Electric cars and plug-in hybrids should be exempt from VAT to help stimulate their growth, according to the body which represents car makers in the UK.
The Society of Motor Manufacturers and Traders (SMMT) has urged the Chancellor, Rishi Sunak, to remove the tax from zero-emissions capable vehicles in his Budget next week to make them more affordable.
It argues that by cutting VAT from pure electric vehicles (EVs), plug-in hybrids (PHEVs) and hydrogen fuel cell cars (FCEVs), the average price would immediately drop by around £5,600.
New car registrations fell by 2.9 per cent in February and while EV and PHEV registrations were both up the SMMT argues that they still represent a tiny portion of the market and more needs to be done to accelerate their uptake.
EV registrations were up 243 per cent, to 2,508, while PHEVs were up 50 per cent to 2,058. However, combined they still only account for 5.8 per cent of the market.
‘Time for a change of approach’
The SMMT’s chief executive Mike Hawes said that the Government needs to use incentives rather than punishments to encourage more drivers to switch to EVs and PHEVs.
He said: “To drive the transition to zero emission motoring, we need carrots, not sticks – as the evidence shows, talk of bans and penalties only means people hang on to their older, more polluting vehicles for longer.
“It’s time for a change of approach, which means encouraging the consumer to invest in the cleanest new car that best suits their needs. If that is to be electric, government must take bold action to make these vehicles more affordable and as convenient to recharge as their petrol and diesel equivalents are to refuel.”
Costs could fall by £10,000
The SMMT says that the upfront cost of EVs could be cut by as much as £10,000 if the Government takes “bold steps” to increase their attractiveness. It wants the plug-in car grant to be kept at its current £3,500 and to once again apply to plug-in hybrids as well as pure-electric cars. It is also calling for EVs and PHEVs to be exempt from VED (car tax) and insurance premium tax.
It claims that, based on current calculations, the removal of VAT could increase sales of EVs alone to just under one million by 2024 as the Government plans to ban all petrol and diesel cars by 2035.

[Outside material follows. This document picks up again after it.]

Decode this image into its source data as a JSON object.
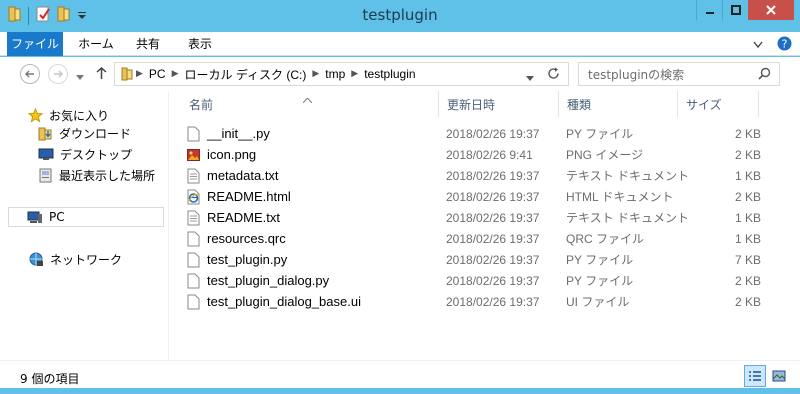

But it says that any move to make EVs more accessible to more people must be matched by investment in infrastructure around the country
Mike Hawes added: “Next week’s Budget is the Chancellor’s opportunity to [show] that government is serious about delivering on its environmental ambitions. Industry has invested in the technology, with a huge influx of new zero- and ultra-low emission models coming to market in 2020, and we now need government to match this with a comprehensive package of incentives and infrastructure spending to accelerate demand.”